Please output the whole listing below exactly as it is.
═════ Data for this task
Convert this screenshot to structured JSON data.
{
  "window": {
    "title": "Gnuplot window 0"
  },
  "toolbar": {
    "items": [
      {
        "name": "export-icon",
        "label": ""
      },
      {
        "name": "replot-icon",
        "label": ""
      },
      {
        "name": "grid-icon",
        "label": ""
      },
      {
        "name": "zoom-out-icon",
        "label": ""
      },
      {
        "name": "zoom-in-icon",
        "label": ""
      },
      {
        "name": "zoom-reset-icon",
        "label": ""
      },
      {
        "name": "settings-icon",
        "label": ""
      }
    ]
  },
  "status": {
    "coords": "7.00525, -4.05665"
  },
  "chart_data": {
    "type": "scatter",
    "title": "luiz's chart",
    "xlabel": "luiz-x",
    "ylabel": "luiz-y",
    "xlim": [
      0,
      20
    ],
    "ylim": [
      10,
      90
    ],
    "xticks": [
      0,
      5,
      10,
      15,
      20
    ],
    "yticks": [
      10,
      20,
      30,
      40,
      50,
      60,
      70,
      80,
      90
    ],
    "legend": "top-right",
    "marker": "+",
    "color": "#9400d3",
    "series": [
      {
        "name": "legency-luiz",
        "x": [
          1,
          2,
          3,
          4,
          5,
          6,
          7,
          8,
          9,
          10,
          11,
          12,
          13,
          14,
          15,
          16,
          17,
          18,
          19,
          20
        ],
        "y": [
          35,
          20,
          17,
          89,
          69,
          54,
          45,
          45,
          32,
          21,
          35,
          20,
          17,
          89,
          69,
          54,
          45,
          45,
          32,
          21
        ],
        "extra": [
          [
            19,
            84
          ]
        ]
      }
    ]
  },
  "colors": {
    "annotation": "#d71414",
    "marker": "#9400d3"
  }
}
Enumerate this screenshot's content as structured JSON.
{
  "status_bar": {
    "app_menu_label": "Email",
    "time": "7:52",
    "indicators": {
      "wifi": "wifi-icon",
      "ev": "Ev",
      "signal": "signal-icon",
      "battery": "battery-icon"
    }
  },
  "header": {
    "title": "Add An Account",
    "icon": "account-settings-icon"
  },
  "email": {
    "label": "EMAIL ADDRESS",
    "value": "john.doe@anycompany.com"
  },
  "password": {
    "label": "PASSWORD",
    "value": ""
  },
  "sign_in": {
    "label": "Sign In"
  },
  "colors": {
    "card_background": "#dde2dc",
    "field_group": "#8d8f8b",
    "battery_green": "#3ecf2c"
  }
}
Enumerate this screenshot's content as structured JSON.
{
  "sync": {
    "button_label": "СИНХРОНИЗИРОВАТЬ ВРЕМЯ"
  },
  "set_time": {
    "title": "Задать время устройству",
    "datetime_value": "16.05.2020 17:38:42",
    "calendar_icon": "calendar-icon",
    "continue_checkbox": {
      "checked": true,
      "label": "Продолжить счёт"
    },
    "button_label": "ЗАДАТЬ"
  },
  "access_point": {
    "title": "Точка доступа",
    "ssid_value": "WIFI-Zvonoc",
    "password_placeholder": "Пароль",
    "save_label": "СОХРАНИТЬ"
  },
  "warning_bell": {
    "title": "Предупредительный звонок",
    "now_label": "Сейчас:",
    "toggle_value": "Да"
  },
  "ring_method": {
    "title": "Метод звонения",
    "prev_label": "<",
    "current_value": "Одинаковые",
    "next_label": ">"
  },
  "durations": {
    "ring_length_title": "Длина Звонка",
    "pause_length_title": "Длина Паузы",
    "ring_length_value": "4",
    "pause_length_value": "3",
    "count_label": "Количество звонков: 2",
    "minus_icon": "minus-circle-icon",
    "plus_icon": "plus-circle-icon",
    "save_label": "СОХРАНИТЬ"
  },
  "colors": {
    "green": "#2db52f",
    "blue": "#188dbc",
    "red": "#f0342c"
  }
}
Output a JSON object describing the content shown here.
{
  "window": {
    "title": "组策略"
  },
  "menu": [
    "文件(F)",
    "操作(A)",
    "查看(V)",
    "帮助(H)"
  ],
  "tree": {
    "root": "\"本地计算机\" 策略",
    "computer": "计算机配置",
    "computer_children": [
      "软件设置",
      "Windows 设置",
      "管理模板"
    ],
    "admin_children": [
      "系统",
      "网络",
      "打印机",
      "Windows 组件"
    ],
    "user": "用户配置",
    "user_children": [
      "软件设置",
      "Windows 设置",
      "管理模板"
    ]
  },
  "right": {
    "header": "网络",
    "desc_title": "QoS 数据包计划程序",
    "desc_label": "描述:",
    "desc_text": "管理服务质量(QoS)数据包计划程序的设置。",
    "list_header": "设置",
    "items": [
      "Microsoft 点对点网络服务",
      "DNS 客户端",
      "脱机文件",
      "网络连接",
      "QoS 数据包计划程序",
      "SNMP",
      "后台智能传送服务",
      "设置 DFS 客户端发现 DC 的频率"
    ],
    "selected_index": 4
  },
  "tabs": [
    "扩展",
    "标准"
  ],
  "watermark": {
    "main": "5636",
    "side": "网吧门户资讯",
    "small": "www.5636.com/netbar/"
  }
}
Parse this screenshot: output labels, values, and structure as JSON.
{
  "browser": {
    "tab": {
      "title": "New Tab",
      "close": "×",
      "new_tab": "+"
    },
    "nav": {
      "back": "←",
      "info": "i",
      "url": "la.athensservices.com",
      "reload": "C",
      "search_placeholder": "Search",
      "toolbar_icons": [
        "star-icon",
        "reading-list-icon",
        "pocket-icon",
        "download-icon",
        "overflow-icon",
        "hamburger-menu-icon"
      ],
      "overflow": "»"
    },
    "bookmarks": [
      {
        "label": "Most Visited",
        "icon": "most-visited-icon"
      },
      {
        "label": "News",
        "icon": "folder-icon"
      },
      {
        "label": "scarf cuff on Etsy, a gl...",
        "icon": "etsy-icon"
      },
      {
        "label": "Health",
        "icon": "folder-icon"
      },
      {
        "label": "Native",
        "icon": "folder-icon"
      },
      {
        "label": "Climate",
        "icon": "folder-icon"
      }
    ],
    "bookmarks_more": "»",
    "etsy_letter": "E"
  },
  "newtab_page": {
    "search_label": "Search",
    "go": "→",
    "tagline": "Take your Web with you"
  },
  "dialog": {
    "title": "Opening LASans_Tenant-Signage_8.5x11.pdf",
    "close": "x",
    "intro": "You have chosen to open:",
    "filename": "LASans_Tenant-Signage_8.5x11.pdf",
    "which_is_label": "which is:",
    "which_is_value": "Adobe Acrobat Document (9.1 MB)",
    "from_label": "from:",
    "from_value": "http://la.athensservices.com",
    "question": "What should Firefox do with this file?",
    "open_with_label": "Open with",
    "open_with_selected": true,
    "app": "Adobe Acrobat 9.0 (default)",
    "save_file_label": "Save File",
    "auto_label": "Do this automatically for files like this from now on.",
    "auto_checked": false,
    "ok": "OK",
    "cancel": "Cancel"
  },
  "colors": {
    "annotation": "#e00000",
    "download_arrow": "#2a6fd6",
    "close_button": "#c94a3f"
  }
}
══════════
Answer box:
Convert this screenshot to structured JSON data.
{
  "window": {
    "title": "Gnuplot window 0"
  },
  "toolbar": {
    "items": [
      {
        "name": "export-icon",
        "label": ""
      },
      {
        "name": "replot-icon",
        "label": ""
      },
      {
        "name": "grid-icon",
        "label": ""
      },
      {
        "name": "zoom-out-icon",
        "label": ""
      },
      {
        "name": "zoom-in-icon",
        "label": ""
      },
      {
        "name": "zoom-reset-icon",
        "label": ""
      },
      {
        "name": "settings-icon",
        "label": ""
      }
    ]
  },
  "status": {
    "coords": "7.00525, -4.05665"
  },
  "chart_data": {
    "type": "scatter",
    "title": "luiz's chart",
    "xlabel": "luiz-x",
    "ylabel": "luiz-y",
    "xlim": [
      0,
      20
    ],
    "ylim": [
      10,
      90
    ],
    "xticks": [
      0,
      5,
      10,
      15,
      20
    ],
    "yticks": [
      10,
      20,
      30,
      40,
      50,
      60,
      70,
      80,
      90
    ],
    "legend": "top-right",
    "marker": "+",
    "color": "#9400d3",
    "series": [
      {
        "name": "legency-luiz",
        "x": [
          1,
          2,
          3,
          4,
          5,
          6,
          7,
          8,
          9,
          10,
          11,
          12,
          13,
          14,
          15,
          16,
          17,
          18,
          19,
          20
        ],
        "y": [
          35,
          20,
          17,
          89,
          69,
          54,
          45,
          45,
          32,
          21,
          35,
          20,
          17,
          89,
          69,
          54,
          45,
          45,
          32,
          21
        ],
        "extra": [
          [
            19,
            84
          ]
        ]
      }
    ]
  },
  "colors": {
    "annotation": "#d71414",
    "marker": "#9400d3"
  }
}
Enumerate this screenshot's content as structured JSON.
{
  "status_bar": {
    "app_menu_label": "Email",
    "time": "7:52",
    "indicators": {
      "wifi": "wifi-icon",
      "ev": "Ev",
      "signal": "signal-icon",
      "battery": "battery-icon"
    }
  },
  "header": {
    "title": "Add An Account",
    "icon": "account-settings-icon"
  },
  "email": {
    "label": "EMAIL ADDRESS",
    "value": "john.doe@anycompany.com"
  },
  "password": {
    "label": "PASSWORD",
    "value": ""
  },
  "sign_in": {
    "label": "Sign In"
  },
  "colors": {
    "card_background": "#dde2dc",
    "field_group": "#8d8f8b",
    "battery_green": "#3ecf2c"
  }
}
Enumerate this screenshot's content as structured JSON.
{
  "sync": {
    "button_label": "СИНХРОНИЗИРОВАТЬ ВРЕМЯ"
  },
  "set_time": {
    "title": "Задать время устройству",
    "datetime_value": "16.05.2020 17:38:42",
    "calendar_icon": "calendar-icon",
    "continue_checkbox": {
      "checked": true,
      "label": "Продолжить счёт"
    },
    "button_label": "ЗАДАТЬ"
  },
  "access_point": {
    "title": "Точка доступа",
    "ssid_value": "WIFI-Zvonoc",
    "password_placeholder": "Пароль",
    "save_label": "СОХРАНИТЬ"
  },
  "warning_bell": {
    "title": "Предупредительный звонок",
    "now_label": "Сейчас:",
    "toggle_value": "Да"
  },
  "ring_method": {
    "title": "Метод звонения",
    "prev_label": "<",
    "current_value": "Одинаковые",
    "next_label": ">"
  },
  "durations": {
    "ring_length_title": "Длина Звонка",
    "pause_length_title": "Длина Паузы",
    "ring_length_value": "4",
    "pause_length_value": "3",
    "count_label": "Количество звонков: 2",
    "minus_icon": "minus-circle-icon",
    "plus_icon": "plus-circle-icon",
    "save_label": "СОХРАНИТЬ"
  },
  "colors": {
    "green": "#2db52f",
    "blue": "#188dbc",
    "red": "#f0342c"
  }
}
Output a JSON object describing the content shown here.
{
  "window": {
    "title": "组策略"
  },
  "menu": [
    "文件(F)",
    "操作(A)",
    "查看(V)",
    "帮助(H)"
  ],
  "tree": {
    "root": "\"本地计算机\" 策略",
    "computer": "计算机配置",
    "computer_children": [
      "软件设置",
      "Windows 设置",
      "管理模板"
    ],
    "admin_children": [
      "系统",
      "网络",
      "打印机",
      "Windows 组件"
    ],
    "user": "用户配置",
    "user_children": [
      "软件设置",
      "Windows 设置",
      "管理模板"
    ]
  },
  "right": {
    "header": "网络",
    "desc_title": "QoS 数据包计划程序",
    "desc_label": "描述:",
    "desc_text": "管理服务质量(QoS)数据包计划程序的设置。",
    "list_header": "设置",
    "items": [
      "Microsoft 点对点网络服务",
      "DNS 客户端",
      "脱机文件",
      "网络连接",
      "QoS 数据包计划程序",
      "SNMP",
      "后台智能传送服务",
      "设置 DFS 客户端发现 DC 的频率"
    ],
    "selected_index": 4
  },
  "tabs": [
    "扩展",
    "标准"
  ],
  "watermark": {
    "main": "5636",
    "side": "网吧门户资讯",
    "small": "www.5636.com/netbar/"
  }
}
Parse this screenshot: output labels, values, and structure as JSON.
{
  "browser": {
    "tab": {
      "title": "New Tab",
      "close": "×",
      "new_tab": "+"
    },
    "nav": {
      "back": "←",
      "info": "i",
      "url": "la.athensservices.com",
      "reload": "C",
      "search_placeholder": "Search",
      "toolbar_icons": [
        "star-icon",
        "reading-list-icon",
        "pocket-icon",
        "download-icon",
        "overflow-icon",
        "hamburger-menu-icon"
      ],
      "overflow": "»"
    },
    "bookmarks": [
      {
        "label": "Most Visited",
        "icon": "most-visited-icon"
      },
      {
        "label": "News",
        "icon": "folder-icon"
      },
      {
        "label": "scarf cuff on Etsy, a gl...",
        "icon": "etsy-icon"
      },
      {
        "label": "Health",
        "icon": "folder-icon"
      },
      {
        "label": "Native",
        "icon": "folder-icon"
      },
      {
        "label": "Climate",
        "icon": "folder-icon"
      }
    ],
    "bookmarks_more": "»",
    "etsy_letter": "E"
  },
  "newtab_page": {
    "search_label": "Search",
    "go": "→",
    "tagline": "Take your Web with you"
  },
  "dialog": {
    "title": "Opening LASans_Tenant-Signage_8.5x11.pdf",
    "close": "x",
    "intro": "You have chosen to open:",
    "filename": "LASans_Tenant-Signage_8.5x11.pdf",
    "which_is_label": "which is:",
    "which_is_value": "Adobe Acrobat Document (9.1 MB)",
    "from_label": "from:",
    "from_value": "http://la.athensservices.com",
    "question": "What should Firefox do with this file?",
    "open_with_label": "Open with",
    "open_with_selected": true,
    "app": "Adobe Acrobat 9.0 (default)",
    "save_file_label": "Save File",
    "auto_label": "Do this automatically for files like this from now on.",
    "auto_checked": false,
    "ok": "OK",
    "cancel": "Cancel"
  },
  "colors": {
    "annotation": "#e00000",
    "download_arrow": "#2a6fd6",
    "close_button": "#c94a3f"
  }
}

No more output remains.